▶ **ACTION ITEM**
Repeat the data as given. Images do not go in the copy.

• • •

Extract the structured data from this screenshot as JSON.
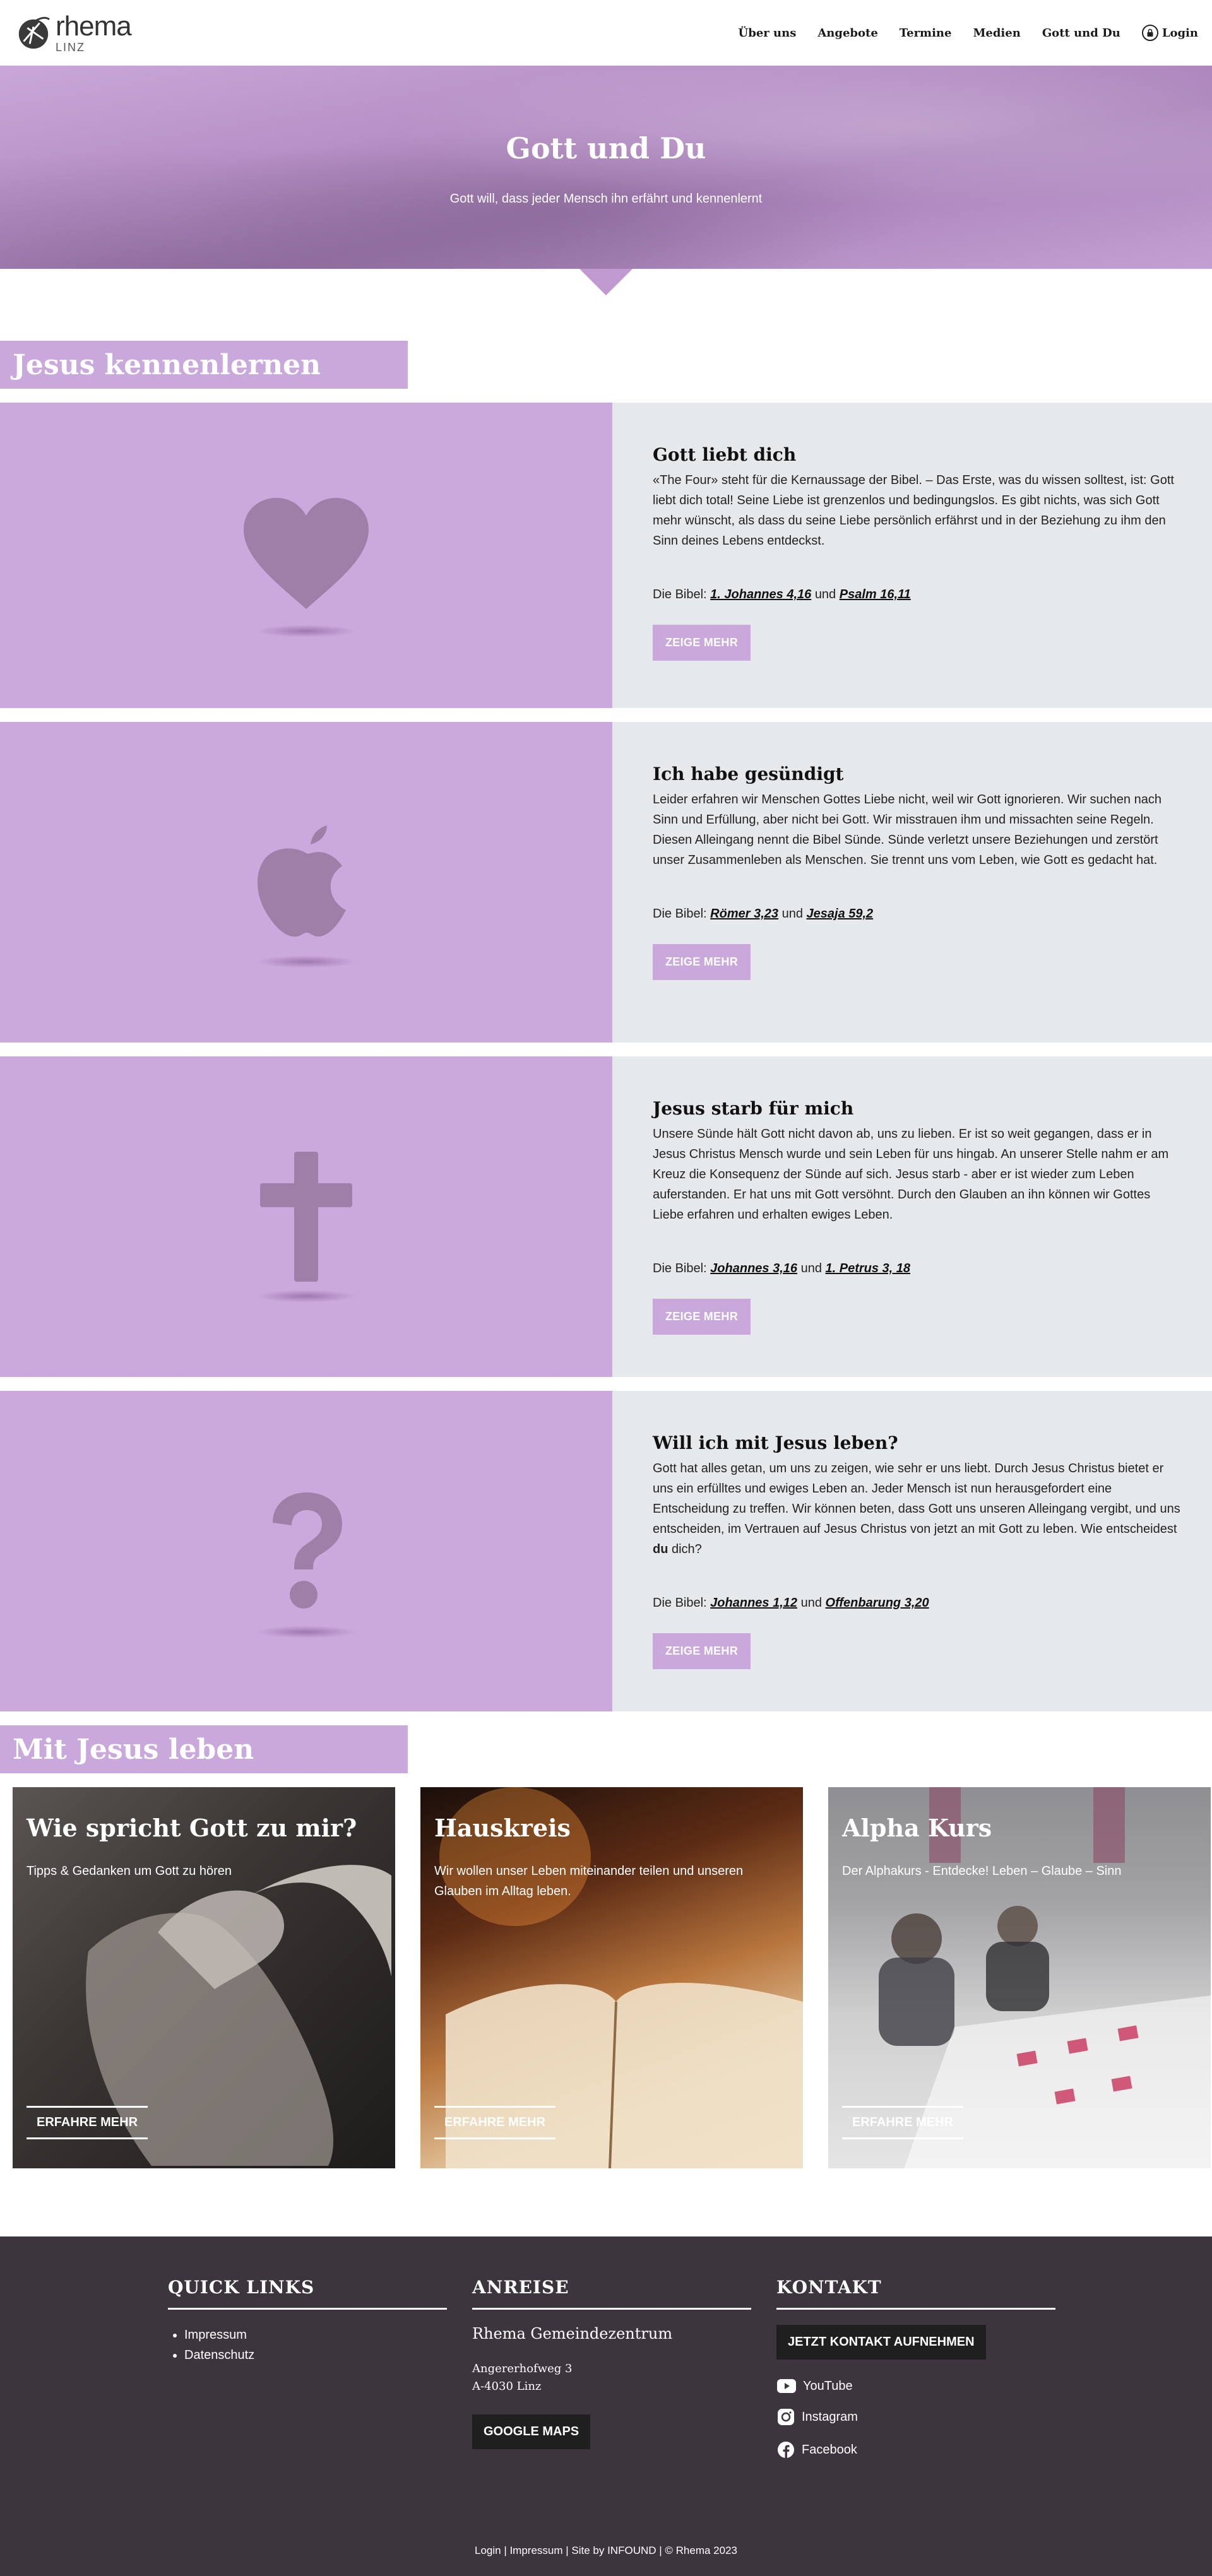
{
  "brand": {
    "name": "rhema",
    "city": "LINZ"
  },
  "nav": [
    {
      "label": "Über uns"
    },
    {
      "label": "Angebote"
    },
    {
      "label": "Termine"
    },
    {
      "label": "Medien"
    },
    {
      "label": "Gott und Du"
    }
  ],
  "login_label": "Login",
  "hero": {
    "title": "Gott und Du",
    "subtitle": "Gott will, dass jeder Mensch ihn erfährt und kennenlernt"
  },
  "section1_title": "Jesus kennenlernen",
  "cards": [
    {
      "icon": "heart-icon",
      "title": "Gott liebt dich",
      "text": "«The Four» steht für die Kernaussage der Bibel. – Das Erste, was du wissen solltest, ist: Gott liebt dich total! Seine Liebe ist grenzenlos und bedingungslos. Es gibt nichts, was sich Gott mehr wünscht, als dass du seine Liebe persönlich erfährst und in der Beziehung zu ihm den Sinn deines Lebens entdeckst.",
      "bible_prefix": "Die Bibel:",
      "ref1": "1. Johannes 4,16",
      "and": "und",
      "ref2": "Psalm 16,11",
      "button": "ZEIGE MEHR"
    },
    {
      "icon": "apple-icon",
      "title": "Ich habe gesündigt",
      "text": "Leider erfahren wir Menschen Gottes Liebe nicht, weil wir Gott ignorieren. Wir suchen nach Sinn und Erfüllung, aber nicht bei Gott. Wir misstrauen ihm und missachten seine Regeln. Diesen Alleingang nennt die Bibel Sünde. Sünde verletzt unsere Beziehungen und zerstört unser Zusammenleben als Menschen. Sie trennt uns vom Leben, wie Gott es gedacht hat.",
      "bible_prefix": "Die Bibel:",
      "ref1": "Römer 3,23",
      "and": "und",
      "ref2": "Jesaja 59,2",
      "button": "ZEIGE MEHR"
    },
    {
      "icon": "cross-icon",
      "title": "Jesus starb für mich",
      "text": "Unsere Sünde hält Gott nicht davon ab, uns zu lieben. Er ist so weit gegangen, dass er in Jesus Christus Mensch wurde und sein Leben für uns hingab. An unserer Stelle nahm er am Kreuz die Konsequenz der Sünde auf sich. Jesus starb - aber er ist wieder zum Leben auferstanden. Er hat uns mit Gott versöhnt. Durch den Glauben an ihn können wir Gottes Liebe erfahren und erhalten ewiges Leben.",
      "bible_prefix": "Die Bibel:",
      "ref1": "Johannes 3,16",
      "and": "und",
      "ref2": "1. Petrus 3, 18",
      "button": "ZEIGE MEHR"
    },
    {
      "icon": "question-icon",
      "title": "Will ich mit Jesus leben?",
      "text_before": "Gott hat alles getan, um uns zu zeigen, wie sehr er uns liebt. Durch Jesus Christus bietet er uns ein erfülltes und ewiges Leben an. Jeder Mensch ist nun herausgefordert eine Entscheidung zu treffen. Wir können beten, dass Gott uns unseren Alleingang vergibt, und uns entscheiden, im Vertrauen auf Jesus Christus von jetzt an mit Gott zu leben. Wie entscheidest ",
      "text_bold": "du",
      "text_after": " dich?",
      "bible_prefix": "Die Bibel:",
      "ref1": "Johannes 1,12",
      "and": "und",
      "ref2": "Offenbarung 3,20",
      "button": "ZEIGE MEHR"
    }
  ],
  "section2_title": "Mit Jesus leben",
  "tiles": [
    {
      "title": "Wie spricht Gott zu mir?",
      "text": "Tipps & Gedanken um Gott zu hören",
      "button": "ERFAHRE MEHR"
    },
    {
      "title": "Hauskreis",
      "text": "Wir wollen unser Leben miteinander teilen und unseren Glauben im Alltag leben.",
      "button": "ERFAHRE MEHR"
    },
    {
      "title": "Alpha Kurs",
      "text": "Der Alphakurs - Entdecke! Leben – Glaube – Sinn",
      "button": "ERFAHRE MEHR"
    }
  ],
  "footer": {
    "quicklinks_title": "QUICK LINKS",
    "quicklinks": [
      "Impressum",
      "Datenschutz"
    ],
    "anreise_title": "ANREISE",
    "venue": "Rhema Gemeindezentrum",
    "street": "Angererhofweg 3",
    "zip_city": "A-4030 Linz",
    "maps_button": "GOOGLE MAPS",
    "kontakt_title": "KONTAKT",
    "contact_button": "JETZT KONTAKT AUFNEHMEN",
    "socials": [
      {
        "label": "YouTube",
        "icon": "youtube-icon"
      },
      {
        "label": "Instagram",
        "icon": "instagram-icon"
      },
      {
        "label": "Facebook",
        "icon": "facebook-icon"
      }
    ],
    "bottom": "Login | Impressum |  Site by INFOUND | © Rhema 2023"
  },
  "colors": {
    "lavender": "#c9a8dc",
    "icon": "#9e7fa8",
    "card_bg": "#e6e9ec",
    "footer_bg": "#3d353d"
  }
}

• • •

▶ **SOLUTION TO THIS TASK**
Extract the structured data from this screenshot as JSON.
{
  "brand": {
    "name": "rhema",
    "city": "LINZ"
  },
  "nav": [
    {
      "label": "Über uns"
    },
    {
      "label": "Angebote"
    },
    {
      "label": "Termine"
    },
    {
      "label": "Medien"
    },
    {
      "label": "Gott und Du"
    }
  ],
  "login_label": "Login",
  "hero": {
    "title": "Gott und Du",
    "subtitle": "Gott will, dass jeder Mensch ihn erfährt und kennenlernt"
  },
  "section1_title": "Jesus kennenlernen",
  "cards": [
    {
      "icon": "heart-icon",
      "title": "Gott liebt dich",
      "text": "«The Four» steht für die Kernaussage der Bibel. – Das Erste, was du wissen solltest, ist: Gott liebt dich total! Seine Liebe ist grenzenlos und bedingungslos. Es gibt nichts, was sich Gott mehr wünscht, als dass du seine Liebe persönlich erfährst und in der Beziehung zu ihm den Sinn deines Lebens entdeckst.",
      "bible_prefix": "Die Bibel:",
      "ref1": "1. Johannes 4,16",
      "and": "und",
      "ref2": "Psalm 16,11",
      "button": "ZEIGE MEHR"
    },
    {
      "icon": "apple-icon",
      "title": "Ich habe gesündigt",
      "text": "Leider erfahren wir Menschen Gottes Liebe nicht, weil wir Gott ignorieren. Wir suchen nach Sinn und Erfüllung, aber nicht bei Gott. Wir misstrauen ihm und missachten seine Regeln. Diesen Alleingang nennt die Bibel Sünde. Sünde verletzt unsere Beziehungen und zerstört unser Zusammenleben als Menschen. Sie trennt uns vom Leben, wie Gott es gedacht hat.",
      "bible_prefix": "Die Bibel:",
      "ref1": "Römer 3,23",
      "and": "und",
      "ref2": "Jesaja 59,2",
      "button": "ZEIGE MEHR"
    },
    {
      "icon": "cross-icon",
      "title": "Jesus starb für mich",
      "text": "Unsere Sünde hält Gott nicht davon ab, uns zu lieben. Er ist so weit gegangen, dass er in Jesus Christus Mensch wurde und sein Leben für uns hingab. An unserer Stelle nahm er am Kreuz die Konsequenz der Sünde auf sich. Jesus starb - aber er ist wieder zum Leben auferstanden. Er hat uns mit Gott versöhnt. Durch den Glauben an ihn können wir Gottes Liebe erfahren und erhalten ewiges Leben.",
      "bible_prefix": "Die Bibel:",
      "ref1": "Johannes 3,16",
      "and": "und",
      "ref2": "1. Petrus 3, 18",
      "button": "ZEIGE MEHR"
    },
    {
      "icon": "question-icon",
      "title": "Will ich mit Jesus leben?",
      "text_before": "Gott hat alles getan, um uns zu zeigen, wie sehr er uns liebt. Durch Jesus Christus bietet er uns ein erfülltes und ewiges Leben an. Jeder Mensch ist nun herausgefordert eine Entscheidung zu treffen. Wir können beten, dass Gott uns unseren Alleingang vergibt, und uns entscheiden, im Vertrauen auf Jesus Christus von jetzt an mit Gott zu leben. Wie entscheidest ",
      "text_bold": "du",
      "text_after": " dich?",
      "bible_prefix": "Die Bibel:",
      "ref1": "Johannes 1,12",
      "and": "und",
      "ref2": "Offenbarung 3,20",
      "button": "ZEIGE MEHR"
    }
  ],
  "section2_title": "Mit Jesus leben",
  "tiles": [
    {
      "title": "Wie spricht Gott zu mir?",
      "text": "Tipps & Gedanken um Gott zu hören",
      "button": "ERFAHRE MEHR"
    },
    {
      "title": "Hauskreis",
      "text": "Wir wollen unser Leben miteinander teilen und unseren Glauben im Alltag leben.",
      "button": "ERFAHRE MEHR"
    },
    {
      "title": "Alpha Kurs",
      "text": "Der Alphakurs - Entdecke! Leben – Glaube – Sinn",
      "button": "ERFAHRE MEHR"
    }
  ],
  "footer": {
    "quicklinks_title": "QUICK LINKS",
    "quicklinks": [
      "Impressum",
      "Datenschutz"
    ],
    "anreise_title": "ANREISE",
    "venue": "Rhema Gemeindezentrum",
    "street": "Angererhofweg 3",
    "zip_city": "A-4030 Linz",
    "maps_button": "GOOGLE MAPS",
    "kontakt_title": "KONTAKT",
    "contact_button": "JETZT KONTAKT AUFNEHMEN",
    "socials": [
      {
        "label": "YouTube",
        "icon": "youtube-icon"
      },
      {
        "label": "Instagram",
        "icon": "instagram-icon"
      },
      {
        "label": "Facebook",
        "icon": "facebook-icon"
      }
    ],
    "bottom": "Login | Impressum |  Site by INFOUND | © Rhema 2023"
  },
  "colors": {
    "lavender": "#c9a8dc",
    "icon": "#9e7fa8",
    "card_bg": "#e6e9ec",
    "footer_bg": "#3d353d"
  }
}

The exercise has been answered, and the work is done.